Recorded data:

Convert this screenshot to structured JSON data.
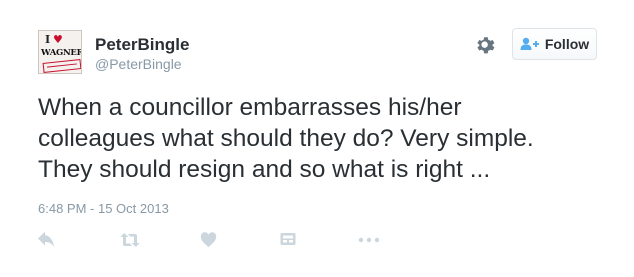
{
  "author": {
    "name": "PeterBingle",
    "handle": "@PeterBingle",
    "avatar": {
      "icon": "i-love-wagner-logo",
      "line1": "I",
      "line2": "WAGNER"
    }
  },
  "header": {
    "settings_icon": "gear-icon",
    "follow_label": "Follow",
    "follow_icon": "follow-user-plus-icon"
  },
  "tweet": {
    "lines": [
      "When a councillor embarrasses his/her",
      "colleagues what should they do? Very simple.",
      "They should resign and so what is right ..."
    ],
    "timestamp": "6:48 PM - 15 Oct 2013"
  },
  "actions": {
    "icons": [
      "reply-icon",
      "retweet-icon",
      "like-heart-icon",
      "card-icon",
      "more-icon"
    ]
  },
  "colors": {
    "text": "#292f33",
    "muted": "#8899a6",
    "icon": "#ccd6dd",
    "accent": "#55acee",
    "gear": "#66757f"
  }
}
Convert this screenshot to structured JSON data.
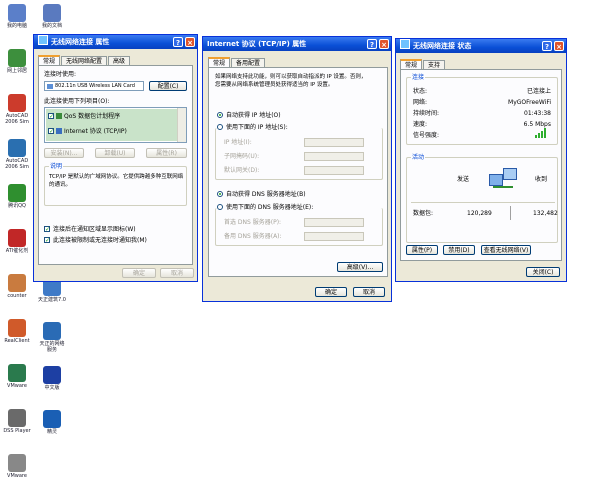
{
  "desktop_icons": [
    {
      "name": "我的电脑",
      "color": "#5b7fc9"
    },
    {
      "name": "网上邻居",
      "color": "#3d8f3d"
    },
    {
      "name": "AutoCAD 2006 Sim",
      "color": "#cc3b2c"
    },
    {
      "name": "AutoCAD 2006 Sim",
      "color": "#2a6fb0"
    },
    {
      "name": "腾讯QQ",
      "color": "#2f8f2f"
    },
    {
      "name": "ATI催化剂",
      "color": "#c12727"
    },
    {
      "name": "counter",
      "color": "#c97b3f"
    },
    {
      "name": "RealClient",
      "color": "#d05a2a"
    },
    {
      "name": "VMware",
      "color": "#2a7a4d"
    },
    {
      "name": "DSS Player",
      "color": "#6a6a6a"
    },
    {
      "name": "VMware",
      "color": "#888888"
    }
  ],
  "desktop_icons_col2": [
    {
      "name": "我的文档",
      "color": "#5a7abf"
    },
    {
      "name": "天正建筑7.0",
      "color": "#3f7ac7"
    },
    {
      "name": "天正的网络服务",
      "color": "#2a6bb5"
    },
    {
      "name": "中文版",
      "color": "#1d3fa3"
    },
    {
      "name": "精灵",
      "color": "#1a5fb4"
    }
  ],
  "win1": {
    "title": "无线网络连接 属性",
    "tabs": [
      "常规",
      "无线网络配置",
      "高级"
    ],
    "connect_using": "连接时使用:",
    "adapter": "802.11n USB Wireless LAN Card",
    "configure": "配置(C)",
    "items_label": "此连接使用下列项目(O):",
    "items": [
      "QoS 数据包计划程序",
      "Internet 协议 (TCP/IP)"
    ],
    "install": "安装(N)...",
    "uninstall": "卸载(U)",
    "properties": "属性(R)",
    "desc_title": "说明",
    "desc_text1": "TCP/IP 是默认的广域网协议。它提供跨越多种互联网络",
    "desc_text2": "的通讯。",
    "chk_show": "连接后在通知区域显示图标(W)",
    "chk_notify": "此连接被限制或无连接时通知我(M)",
    "ok": "确定",
    "cancel": "取消"
  },
  "win2": {
    "title": "Internet 协议 (TCP/IP) 属性",
    "tabs": [
      "常规",
      "备用配置"
    ],
    "info1": "如果网络支持此功能，则可以获取自动指派的 IP 设置。否则，",
    "info2": "您需要从网络系统管理员处获得适当的 IP 设置。",
    "auto_ip": "自动获得 IP 地址(O)",
    "manual_ip": "使用下面的 IP 地址(S):",
    "ip": "IP 地址(I):",
    "mask": "子网掩码(U):",
    "gateway": "默认网关(D):",
    "auto_dns": "自动获得 DNS 服务器地址(B)",
    "manual_dns": "使用下面的 DNS 服务器地址(E):",
    "dns1": "首选 DNS 服务器(P):",
    "dns2": "备用 DNS 服务器(A):",
    "advanced": "高级(V)...",
    "ok": "确定",
    "cancel": "取消"
  },
  "win3": {
    "title": "无线网络连接 状态",
    "tabs": [
      "常规",
      "支持"
    ],
    "conn_group": "连接",
    "rows": [
      {
        "k": "状态:",
        "v": "已连接上"
      },
      {
        "k": "网络:",
        "v": "MyGOFreeWiFi"
      },
      {
        "k": "持续时间:",
        "v": "01:43:38"
      },
      {
        "k": "速度:",
        "v": "6.5 Mbps"
      },
      {
        "k": "信号强度:",
        "v": ""
      }
    ],
    "activity": "活动",
    "sent": "发送",
    "recv": "收到",
    "packets": "数据包:",
    "sent_val": "120,289",
    "recv_val": "132,482",
    "prop": "属性(P)",
    "disable": "禁用(D)",
    "view_networks": "查看无线网络(V)",
    "close": "关闭(C)"
  }
}
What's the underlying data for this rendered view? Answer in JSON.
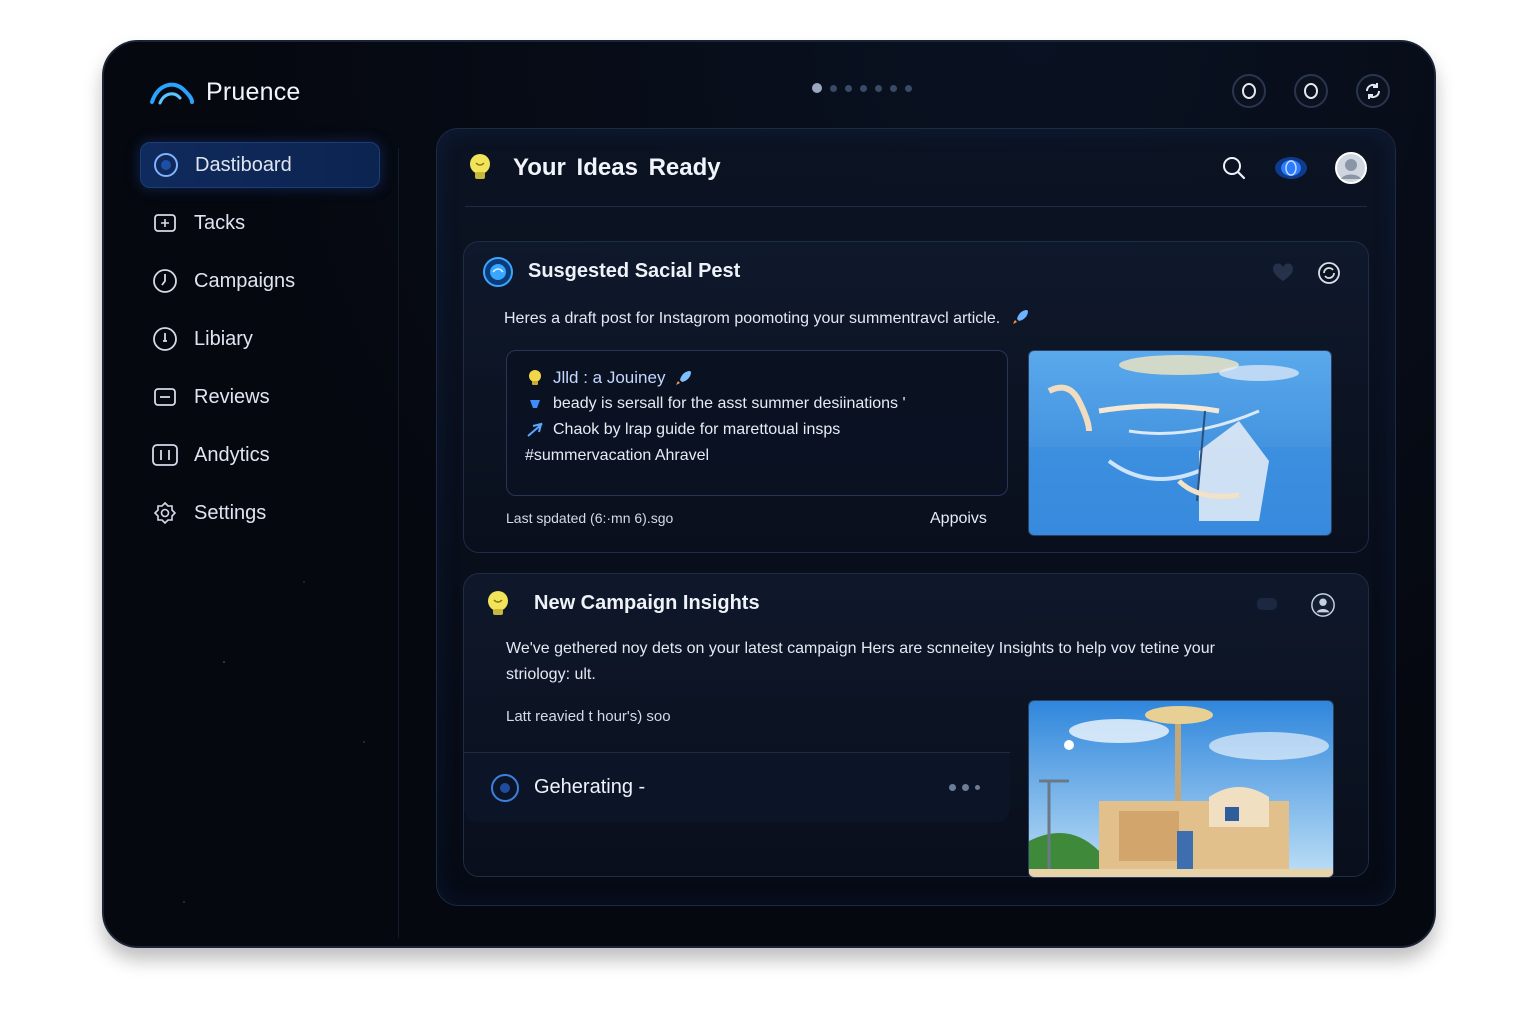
{
  "app": {
    "brand": "Pruence"
  },
  "pager": {
    "count": 7,
    "active_index": 0
  },
  "sidebar": {
    "items": [
      {
        "label": "Dastiboard",
        "icon": "dashboard-icon",
        "active": true
      },
      {
        "label": "Tacks",
        "icon": "tasks-icon"
      },
      {
        "label": "Campaigns",
        "icon": "campaigns-icon"
      },
      {
        "label": "Libiary",
        "icon": "library-icon"
      },
      {
        "label": "Reviews",
        "icon": "reviews-icon"
      },
      {
        "label": "Andytics",
        "icon": "analytics-icon"
      },
      {
        "label": "Settings",
        "icon": "settings-icon"
      }
    ]
  },
  "panel": {
    "title": "Your Ideas  Ready",
    "icons": [
      "lightbulb-icon",
      "search-icon",
      "globe-icon",
      "avatar"
    ]
  },
  "card1": {
    "title": "Susgested Sacial Pest",
    "description": "Heres  a draft post for Instagrom poomoting your summentravcl article.",
    "draft": {
      "title": "Jlld :  a Jouiney",
      "lines": [
        "beady is sersall for the asst summer desiinations '",
        "Chaok by lrap guide for marettoual insps",
        "#summervacation Ahravel"
      ]
    },
    "meta": "Last spdated (6:·mn 6).sgo",
    "approve_label": "Appoivs"
  },
  "card2": {
    "title": "New Campaign Insights",
    "description": "We've gethered noy dets on your latest campaign Hers are scnneitey Insights to help vov tetine your striology: ult.",
    "meta": "Latt reavied t hour's) soo",
    "generating_label": "Geherating -"
  },
  "colors": {
    "accent": "#1c3d78",
    "accent_glow": "#2f7bff",
    "bulb": "#f2e45a"
  }
}
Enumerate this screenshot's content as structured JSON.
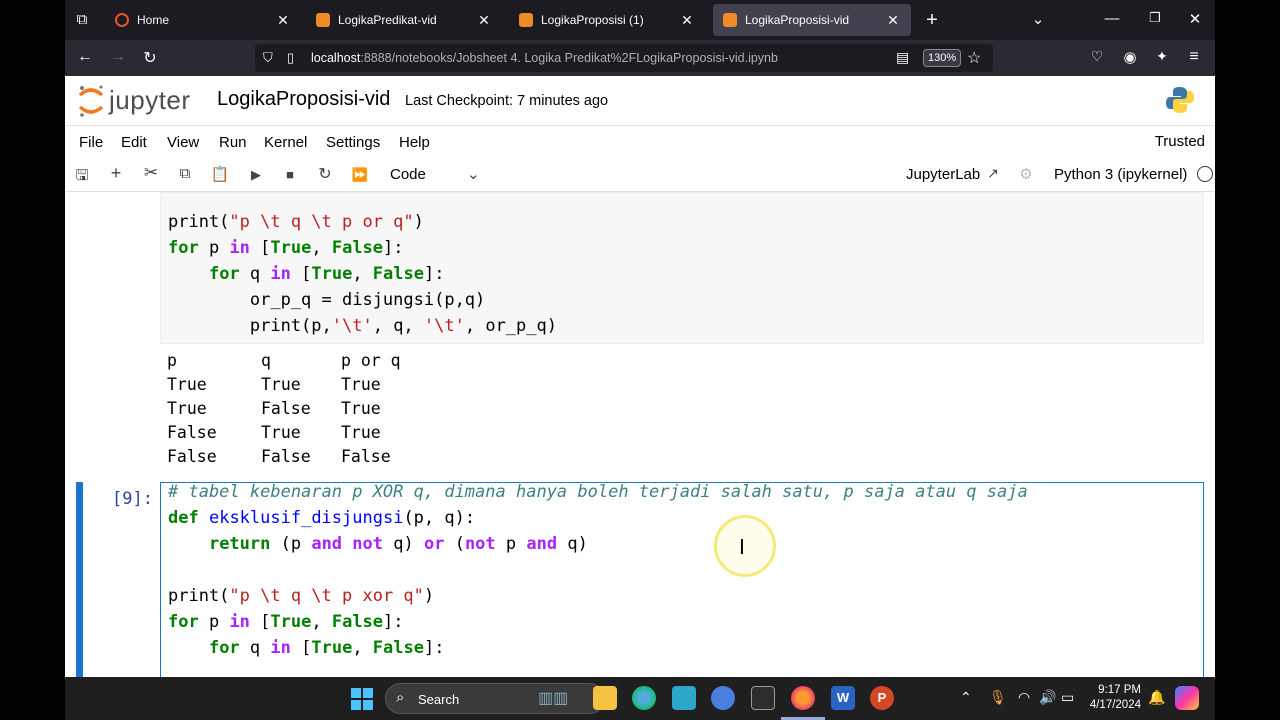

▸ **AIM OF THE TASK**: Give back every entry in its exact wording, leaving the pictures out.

▸ **OUTPUT OF THE TASK**:
Convert this screenshot to structured JSON data.
{
  "author": {
    "name": "PeterBingle",
    "handle": "@PeterBingle",
    "avatar": {
      "icon": "i-love-wagner-logo",
      "line1": "I",
      "line2": "WAGNER"
    }
  },
  "header": {
    "settings_icon": "gear-icon",
    "follow_label": "Follow",
    "follow_icon": "follow-user-plus-icon"
  },
  "tweet": {
    "lines": [
      "When a councillor embarrasses his/her",
      "colleagues what should they do? Very simple.",
      "They should resign and so what is right ..."
    ],
    "timestamp": "6:48 PM - 15 Oct 2013"
  },
  "actions": {
    "icons": [
      "reply-icon",
      "retweet-icon",
      "like-heart-icon",
      "card-icon",
      "more-icon"
    ]
  },
  "colors": {
    "text": "#292f33",
    "muted": "#8899a6",
    "icon": "#ccd6dd",
    "accent": "#55acee",
    "gear": "#66757f"
  }
}
Convert this screenshot to structured JSON data.
{
  "desktop_icons": [
    {
      "name": "我的电脑",
      "color": "#5b7fc9"
    },
    {
      "name": "网上邻居",
      "color": "#3d8f3d"
    },
    {
      "name": "AutoCAD 2006 Sim",
      "color": "#cc3b2c"
    },
    {
      "name": "AutoCAD 2006 Sim",
      "color": "#2a6fb0"
    },
    {
      "name": "腾讯QQ",
      "color": "#2f8f2f"
    },
    {
      "name": "ATI催化剂",
      "color": "#c12727"
    },
    {
      "name": "counter",
      "color": "#c97b3f"
    },
    {
      "name": "RealClient",
      "color": "#d05a2a"
    },
    {
      "name": "VMware",
      "color": "#2a7a4d"
    },
    {
      "name": "DSS Player",
      "color": "#6a6a6a"
    },
    {
      "name": "VMware",
      "color": "#888888"
    }
  ],
  "desktop_icons_col2": [
    {
      "name": "我的文档",
      "color": "#5a7abf"
    },
    {
      "name": "天正建筑7.0",
      "color": "#3f7ac7"
    },
    {
      "name": "天正的网络服务",
      "color": "#2a6bb5"
    },
    {
      "name": "中文版",
      "color": "#1d3fa3"
    },
    {
      "name": "精灵",
      "color": "#1a5fb4"
    }
  ],
  "win1": {
    "title": "无线网络连接 属性",
    "tabs": [
      "常规",
      "无线网络配置",
      "高级"
    ],
    "connect_using": "连接时使用:",
    "adapter": "802.11n USB Wireless LAN Card",
    "configure": "配置(C)",
    "items_label": "此连接使用下列项目(O):",
    "items": [
      "QoS 数据包计划程序",
      "Internet 协议 (TCP/IP)"
    ],
    "install": "安装(N)...",
    "uninstall": "卸载(U)",
    "properties": "属性(R)",
    "desc_title": "说明",
    "desc_text1": "TCP/IP 是默认的广域网协议。它提供跨越多种互联网络",
    "desc_text2": "的通讯。",
    "chk_show": "连接后在通知区域显示图标(W)",
    "chk_notify": "此连接被限制或无连接时通知我(M)",
    "ok": "确定",
    "cancel": "取消"
  },
  "win2": {
    "title": "Internet 协议 (TCP/IP) 属性",
    "tabs": [
      "常规",
      "备用配置"
    ],
    "info1": "如果网络支持此功能，则可以获取自动指派的 IP 设置。否则，",
    "info2": "您需要从网络系统管理员处获得适当的 IP 设置。",
    "auto_ip": "自动获得 IP 地址(O)",
    "manual_ip": "使用下面的 IP 地址(S):",
    "ip": "IP 地址(I):",
    "mask": "子网掩码(U):",
    "gateway": "默认网关(D):",
    "auto_dns": "自动获得 DNS 服务器地址(B)",
    "manual_dns": "使用下面的 DNS 服务器地址(E):",
    "dns1": "首选 DNS 服务器(P):",
    "dns2": "备用 DNS 服务器(A):",
    "advanced": "高级(V)...",
    "ok": "确定",
    "cancel": "取消"
  },
  "win3": {
    "title": "无线网络连接 状态",
    "tabs": [
      "常规",
      "支持"
    ],
    "conn_group": "连接",
    "rows": [
      {
        "k": "状态:",
        "v": "已连接上"
      },
      {
        "k": "网络:",
        "v": "MyGOFreeWiFi"
      },
      {
        "k": "持续时间:",
        "v": "01:43:38"
      },
      {
        "k": "速度:",
        "v": "6.5 Mbps"
      },
      {
        "k": "信号强度:",
        "v": ""
      }
    ],
    "activity": "活动",
    "sent": "发送",
    "recv": "收到",
    "packets": "数据包:",
    "sent_val": "120,289",
    "recv_val": "132,482",
    "prop": "属性(P)",
    "disable": "禁用(D)",
    "view_networks": "查看无线网络(V)",
    "close": "关闭(C)"
  }
}
What's the underlying data for this rendered view? Answer in JSON.
{
  "app": {
    "brand": "Pruence"
  },
  "pager": {
    "count": 7,
    "active_index": 0
  },
  "sidebar": {
    "items": [
      {
        "label": "Dastiboard",
        "icon": "dashboard-icon",
        "active": true
      },
      {
        "label": "Tacks",
        "icon": "tasks-icon"
      },
      {
        "label": "Campaigns",
        "icon": "campaigns-icon"
      },
      {
        "label": "Libiary",
        "icon": "library-icon"
      },
      {
        "label": "Reviews",
        "icon": "reviews-icon"
      },
      {
        "label": "Andytics",
        "icon": "analytics-icon"
      },
      {
        "label": "Settings",
        "icon": "settings-icon"
      }
    ]
  },
  "panel": {
    "title": "Your Ideas  Ready",
    "icons": [
      "lightbulb-icon",
      "search-icon",
      "globe-icon",
      "avatar"
    ]
  },
  "card1": {
    "title": "Susgested Sacial Pest",
    "description": "Heres  a draft post for Instagrom poomoting your summentravcl article.",
    "draft": {
      "title": "Jlld :  a Jouiney",
      "lines": [
        "beady is sersall for the asst summer desiinations '",
        "Chaok by lrap guide for marettoual insps",
        "#summervacation Ahravel"
      ]
    },
    "meta": "Last spdated (6:·mn 6).sgo",
    "approve_label": "Appoivs"
  },
  "card2": {
    "title": "New Campaign Insights",
    "description": "We've gethered noy dets on your latest campaign Hers are scnneitey Insights to help vov tetine your striology: ult.",
    "meta": "Latt reavied t hour's) soo",
    "generating_label": "Geherating -"
  },
  "colors": {
    "accent": "#1c3d78",
    "accent_glow": "#2f7bff",
    "bulb": "#f2e45a"
  }
}
Enumerate this screenshot's content as structured JSON.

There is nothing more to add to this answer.